This shoulder mask was carved in the style of the Mumuye people of Nigeria. The piece comes attached to a custom base for easy display. It measures 15 inches tall including base and weighs 2 pounds. There is a piece gouged out of the right side along with cracking, scuffing and wear and tear – please inspect photos.
|Type of Object||
|Country of Origin||
Wood, pigment and vegetable fiber
14.5" mask | 15" including base
4.25" mask | 5" base
Some cracking, scuffing and general wear and tear throughout.
About the Igbo People
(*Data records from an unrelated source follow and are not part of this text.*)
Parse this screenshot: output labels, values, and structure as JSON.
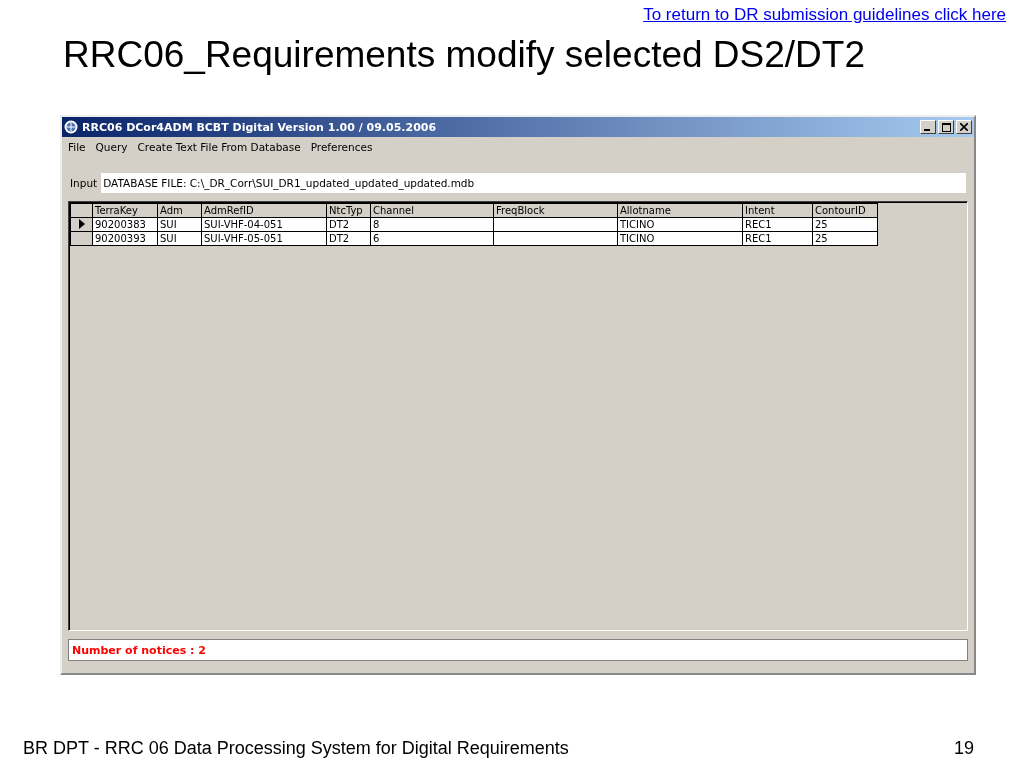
{
  "slide": {
    "link": "To return to DR submission guidelines click here",
    "title": "RRC06_Requirements modify selected DS2/DT2",
    "footer": "BR DPT - RRC 06 Data Processing System for Digital Requirements",
    "page_number": "19"
  },
  "window": {
    "title": "RRC06 DCor4ADM BCBT Digital Version 1.00 / 09.05.2006"
  },
  "menu": [
    "File",
    "Query",
    "Create Text File From Database",
    "Preferences"
  ],
  "input": {
    "label": "Input",
    "value": "DATABASE FILE: C:\\_DR_Corr\\SUI_DR1_updated_updated_updated.mdb"
  },
  "table": {
    "columns": [
      "TerraKey",
      "Adm",
      "AdmRefID",
      "NtcTyp",
      "Channel",
      "FreqBlock",
      "Allotname",
      "Intent",
      "ContourID"
    ],
    "rows": [
      {
        "selected": true,
        "cells": [
          "90200383",
          "SUI",
          "SUI-VHF-04-051",
          "DT2",
          "8",
          "",
          "TICINO",
          "REC1",
          "25"
        ]
      },
      {
        "selected": false,
        "cells": [
          "90200393",
          "SUI",
          "SUI-VHF-05-051",
          "DT2",
          "6",
          "",
          "TICINO",
          "REC1",
          "25"
        ]
      }
    ]
  },
  "status": "Number of notices : 2"
}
The Igbo have an oral history that tells of their origins having come from a ‘sky being’ whom they call Eri. Eri was sent by Chikwu (God) down to Earth. When Eri first landed, he sat on an ant-hill looking at a marshy landscape. He began to complain about the conditions, so Chikwu sent a blacksmith who used bellows and charcoal to dry the land. Eri and his people lived plentiful until his death, in which all food ceased. One of Eri’s sons, Nri, objected to the lack of food, in which Chikwu’s reply was for him to sacrifice his first son and daughter and bury them in separate graves. 12 days after Nri complied, yams grew from his son’s grave and coco yam from his daughter’s. Later, Nri decided to kill a male and female slave, burying them the same way he did his children. Again, after 12 days, oil palm grew from the male slave’s grave while a fruit tree grew from that of the female slave. Since the creation of this Igbo oral tradition, all kings trace their origin back to the founding ancestor Eri and each king is a ritual reproduction of him.
Read more about the Igbo here.
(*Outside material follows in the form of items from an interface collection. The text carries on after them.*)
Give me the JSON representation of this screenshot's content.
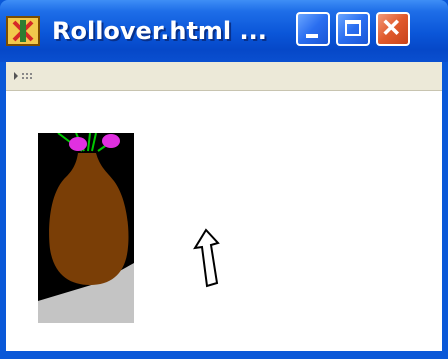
{
  "window": {
    "title": "Rollover.html ...",
    "accent_color": "#0a58d8"
  },
  "icons": {
    "app": "ie-app-icon",
    "minimize": "minimize-icon",
    "maximize": "maximize-icon",
    "close": "close-icon",
    "toolbar_grip": "toolbar-grip-icon",
    "cursor": "outline-arrow-cursor-icon"
  },
  "content": {
    "image": "vase-with-flowers"
  }
}
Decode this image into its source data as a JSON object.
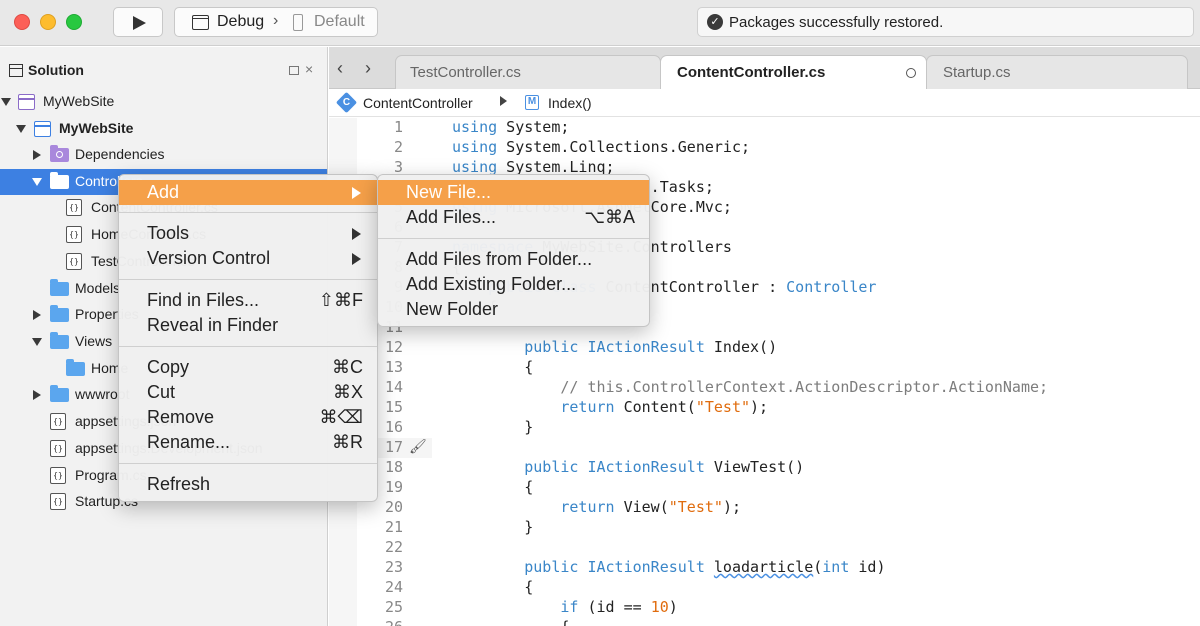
{
  "toolbar": {
    "run_icon": "play-icon",
    "configuration": "Debug",
    "config_separator": "›",
    "device": "Default",
    "status_text": "Packages successfully restored.",
    "status_icon": "check-circle-icon"
  },
  "solution_pane": {
    "title": "Solution",
    "close_glyph": "×",
    "items": [
      {
        "label": "MyWebSite",
        "icon": "solution-icon"
      },
      {
        "label": "MyWebSite",
        "icon": "project-icon"
      },
      {
        "label": "Dependencies",
        "icon": "dependencies-folder-icon"
      },
      {
        "label": "Controllers",
        "icon": "folder-icon"
      },
      {
        "label": "ContentController.cs",
        "icon": "csharp-file-icon"
      },
      {
        "label": "HomeController.cs",
        "icon": "csharp-file-icon"
      },
      {
        "label": "TestController.cs",
        "icon": "csharp-file-icon"
      },
      {
        "label": "Models",
        "icon": "folder-icon"
      },
      {
        "label": "Properties",
        "icon": "folder-icon"
      },
      {
        "label": "Views",
        "icon": "folder-icon"
      },
      {
        "label": "Home",
        "icon": "folder-icon"
      },
      {
        "label": "wwwroot",
        "icon": "folder-icon"
      },
      {
        "label": "appsettings.json",
        "icon": "json-file-icon"
      },
      {
        "label": "appsettings.Development.json",
        "icon": "json-file-icon"
      },
      {
        "label": "Program.cs",
        "icon": "csharp-file-icon"
      },
      {
        "label": "Startup.cs",
        "icon": "csharp-file-icon"
      }
    ],
    "file_icon_glyph": "{}"
  },
  "editor": {
    "back_glyph": "‹",
    "forward_glyph": "›",
    "tabs": [
      {
        "label": "TestController.cs",
        "active": false
      },
      {
        "label": "ContentController.cs",
        "active": true
      },
      {
        "label": "Startup.cs",
        "active": false
      }
    ],
    "breadcrumb": {
      "class_icon_letter": "C",
      "class_name": "ContentController",
      "method_icon_letter": "M",
      "method_name": "Index()"
    },
    "brush_glyph": "🖌"
  },
  "context_menu": {
    "items": [
      {
        "label": "Add",
        "shortcut": "",
        "submenu": true,
        "highlighted": true
      },
      {
        "label": "Tools",
        "shortcut": "",
        "submenu": true
      },
      {
        "label": "Version Control",
        "shortcut": "",
        "submenu": true
      },
      {
        "label": "Find in Files...",
        "shortcut": "⇧⌘F"
      },
      {
        "label": "Reveal in Finder",
        "shortcut": ""
      },
      {
        "label": "Copy",
        "shortcut": "⌘C"
      },
      {
        "label": "Cut",
        "shortcut": "⌘X"
      },
      {
        "label": "Remove",
        "shortcut": "⌘⌫"
      },
      {
        "label": "Rename...",
        "shortcut": "⌘R"
      },
      {
        "label": "Refresh",
        "shortcut": ""
      }
    ]
  },
  "submenu": {
    "items": [
      {
        "label": "New File...",
        "shortcut": "",
        "highlighted": true
      },
      {
        "label": "Add Files...",
        "shortcut": "⌥⌘A"
      },
      {
        "label": "Add Files from Folder...",
        "shortcut": ""
      },
      {
        "label": "Add Existing Folder...",
        "shortcut": ""
      },
      {
        "label": "New Folder",
        "shortcut": ""
      }
    ]
  },
  "colors": {
    "selection": "#3d80e2",
    "menu_highlight": "#f5a049",
    "keyword": "#3a86c8",
    "string": "#e06c0e"
  }
}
About the Mumuye People
“Living on the left bank of the Benue River, the 400,000 Mumuye people intensively farm an area of plains. Socially, they are divided into small family groups called Dola, which are headed by a council of elders with an elected leader. The Vabong secret society, of which there are seven grades, regulates Mumuye religious life. Entry into the society is achieved through initiation ceremonies, which include flagellation and an explanation of the meaning of masks and other magical objects.”
Baquart, Jean-Baptiste. The Tribal Arts of Africa. New York: Thames and Hudson Inc. 1998. Print.